## [Brief]
Across the data, every line with the word "Details" counts once; state the total alone.

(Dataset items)
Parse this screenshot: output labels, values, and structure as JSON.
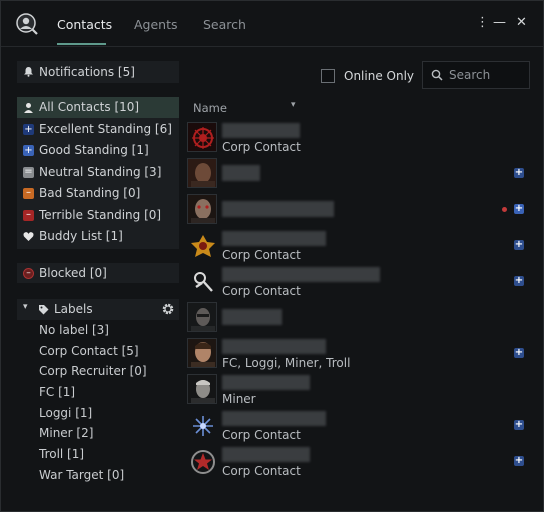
{
  "tabs": [
    {
      "label": "Contacts"
    },
    {
      "label": "Agents"
    },
    {
      "label": "Search"
    }
  ],
  "window_controls": {
    "menu": "⋮",
    "minimize": "—",
    "close": "✕"
  },
  "notifications": {
    "label": "Notifications [5]"
  },
  "filters": [
    {
      "label": "All Contacts [10]",
      "icon": "person-icon",
      "color": "#e6e6e6",
      "selected": true
    },
    {
      "label": "Excellent Standing [6]",
      "icon": "plus-icon",
      "color": "#1f3a7a"
    },
    {
      "label": "Good Standing [1]",
      "icon": "plus-icon",
      "color": "#3a63b7"
    },
    {
      "label": "Neutral Standing [3]",
      "icon": "equal-icon",
      "color": "#8a8d90"
    },
    {
      "label": "Bad Standing [0]",
      "icon": "minus-icon",
      "color": "#c86a24"
    },
    {
      "label": "Terrible Standing [0]",
      "icon": "minus-icon",
      "color": "#a52626"
    },
    {
      "label": "Buddy List [1]",
      "icon": "heart-icon",
      "color": "#e6e6e6"
    }
  ],
  "blocked": {
    "label": "Blocked [0]"
  },
  "labels_section": {
    "title": "Labels",
    "items": [
      "No label [3]",
      "Corp Contact [5]",
      "Corp Recruiter [0]",
      "FC [1]",
      "Loggi [1]",
      "Miner [2]",
      "Troll [1]",
      "War Target [0]"
    ]
  },
  "online_only": {
    "label": "Online Only",
    "checked": false
  },
  "search": {
    "placeholder": "Search"
  },
  "list_header": {
    "name": "Name",
    "sort_icon": "▾"
  },
  "contacts": [
    {
      "subtext": "Corp Contact",
      "standing": null,
      "online": false
    },
    {
      "subtext": "",
      "standing": "excellent",
      "online": false
    },
    {
      "subtext": "",
      "standing": "good",
      "online": true
    },
    {
      "subtext": "Corp Contact",
      "standing": "excellent",
      "online": false
    },
    {
      "subtext": "Corp Contact",
      "standing": "excellent",
      "online": false
    },
    {
      "subtext": "",
      "standing": null,
      "online": false
    },
    {
      "subtext": "FC, Loggi, Miner, Troll",
      "standing": "excellent",
      "online": false
    },
    {
      "subtext": "Miner",
      "standing": null,
      "online": false
    },
    {
      "subtext": "Corp Contact",
      "standing": "excellent",
      "online": false
    },
    {
      "subtext": "Corp Contact",
      "standing": "excellent",
      "online": false
    }
  ]
}
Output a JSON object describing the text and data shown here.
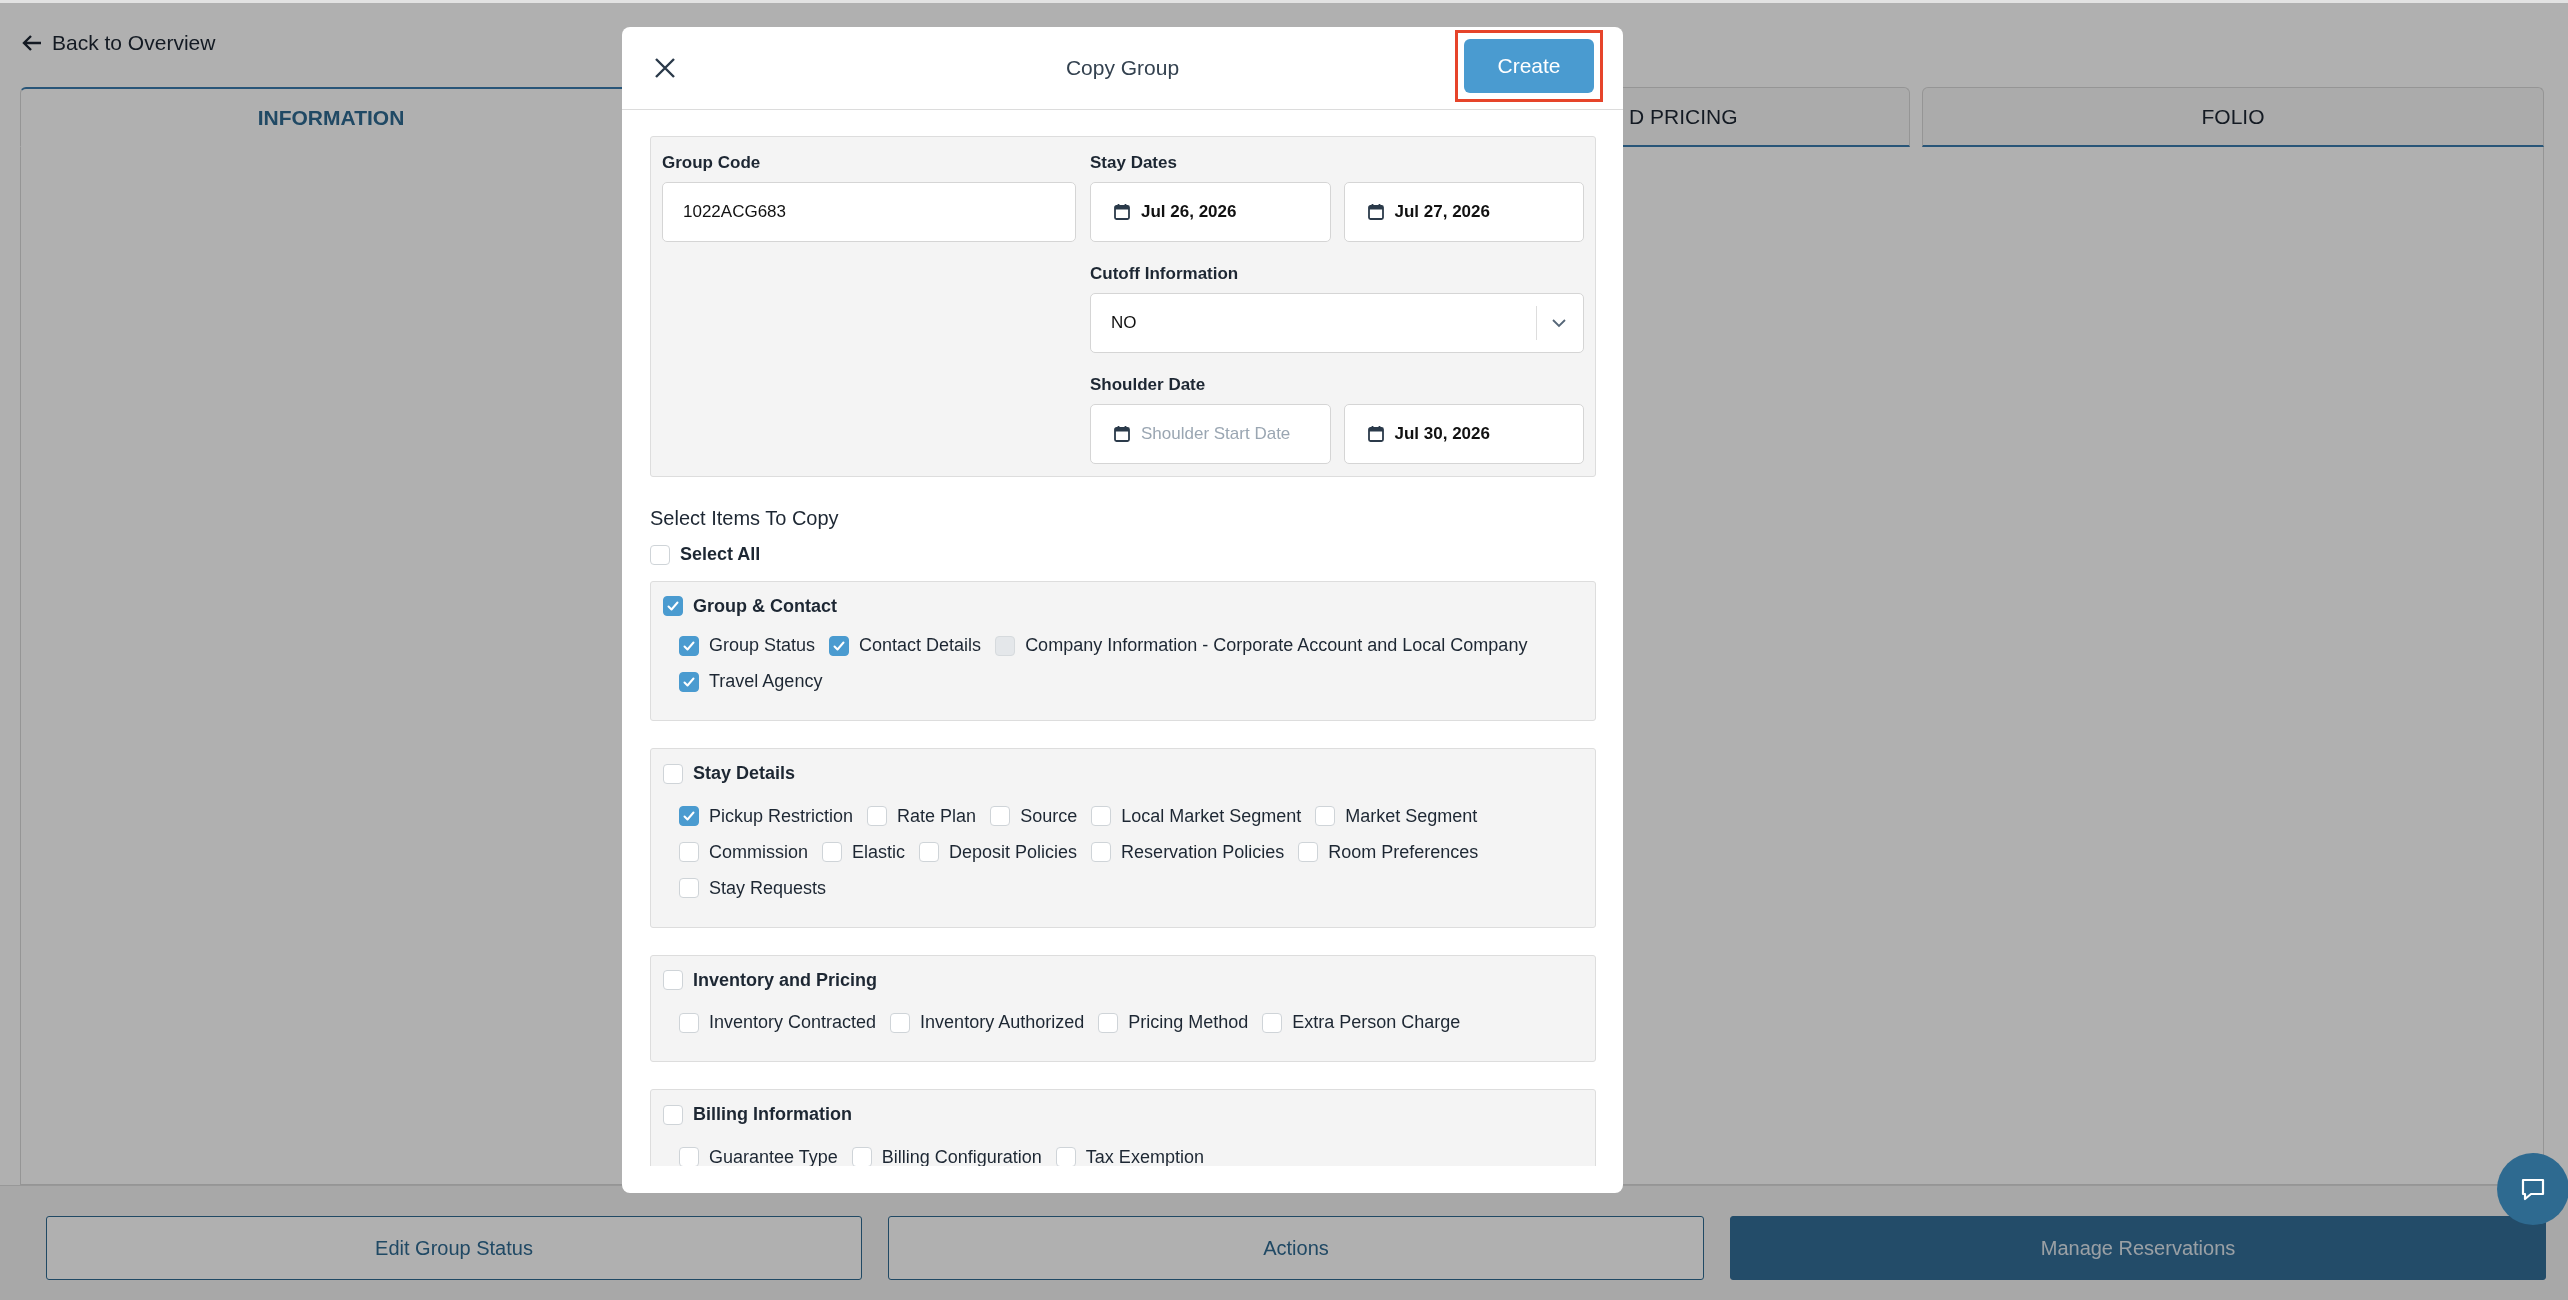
{
  "page": {
    "back_link": "Back to Overview",
    "tabs": [
      {
        "label": "INFORMATION",
        "selected": true,
        "kind": "full"
      },
      {
        "label": "D PRICING",
        "selected": false,
        "kind": "cut"
      },
      {
        "label": "FOLIO",
        "selected": false,
        "kind": "full"
      }
    ],
    "actions": [
      {
        "label": "Edit Group Status",
        "kind": "outline"
      },
      {
        "label": "Actions",
        "kind": "outline"
      },
      {
        "label": "Manage Reservations",
        "kind": "primary"
      }
    ]
  },
  "dialog": {
    "title": "Copy Group",
    "create_button": {
      "label": "Create",
      "highlighted": true
    },
    "group_code": {
      "label": "Group Code",
      "value": "1022ACG683"
    },
    "stay_dates": {
      "label": "Stay Dates",
      "fields": [
        {
          "value": "Jul 26, 2026"
        },
        {
          "value": "Jul 27, 2026"
        }
      ]
    },
    "cutoff": {
      "label": "Cutoff Information",
      "value": "NO"
    },
    "shoulder_date": {
      "label": "Shoulder Date",
      "fields": [
        {
          "placeholder": "Shoulder Start Date"
        },
        {
          "value": "Jul 30, 2026"
        }
      ]
    },
    "select_heading": "Select Items To Copy",
    "select_all": {
      "label": "Select All",
      "checked": false
    },
    "sections": [
      {
        "label": "Group & Contact",
        "checked": true,
        "items": [
          {
            "label": "Group Status",
            "checked": true,
            "disabled": false
          },
          {
            "label": "Contact Details",
            "checked": true,
            "disabled": false
          },
          {
            "label": "Company Information - Corporate Account and Local Company",
            "checked": false,
            "disabled": true
          },
          {
            "label": "Travel Agency",
            "checked": true,
            "disabled": false
          }
        ]
      },
      {
        "label": "Stay Details",
        "checked": false,
        "items": [
          {
            "label": "Pickup Restriction",
            "checked": true,
            "disabled": false
          },
          {
            "label": "Rate Plan",
            "checked": false,
            "disabled": false
          },
          {
            "label": "Source",
            "checked": false,
            "disabled": false
          },
          {
            "label": "Local Market Segment",
            "checked": false,
            "disabled": false
          },
          {
            "label": "Market Segment",
            "checked": false,
            "disabled": false
          },
          {
            "label": "Commission",
            "checked": false,
            "disabled": false
          },
          {
            "label": "Elastic",
            "checked": false,
            "disabled": false
          },
          {
            "label": "Deposit Policies",
            "checked": false,
            "disabled": false
          },
          {
            "label": "Reservation Policies",
            "checked": false,
            "disabled": false
          },
          {
            "label": "Room Preferences",
            "checked": false,
            "disabled": false
          },
          {
            "label": "Stay Requests",
            "checked": false,
            "disabled": false
          }
        ]
      },
      {
        "label": "Inventory and Pricing",
        "checked": false,
        "items": [
          {
            "label": "Inventory Contracted",
            "checked": false,
            "disabled": false
          },
          {
            "label": "Inventory Authorized",
            "checked": false,
            "disabled": false
          },
          {
            "label": "Pricing Method",
            "checked": false,
            "disabled": false
          },
          {
            "label": "Extra Person Charge",
            "checked": false,
            "disabled": false
          }
        ]
      },
      {
        "label": "Billing Information",
        "checked": false,
        "items": [
          {
            "label": "Guarantee Type",
            "checked": false,
            "disabled": false
          },
          {
            "label": "Billing Configuration",
            "checked": false,
            "disabled": false
          },
          {
            "label": "Tax Exemption",
            "checked": false,
            "disabled": false
          }
        ]
      }
    ]
  }
}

## [Solved problem]
2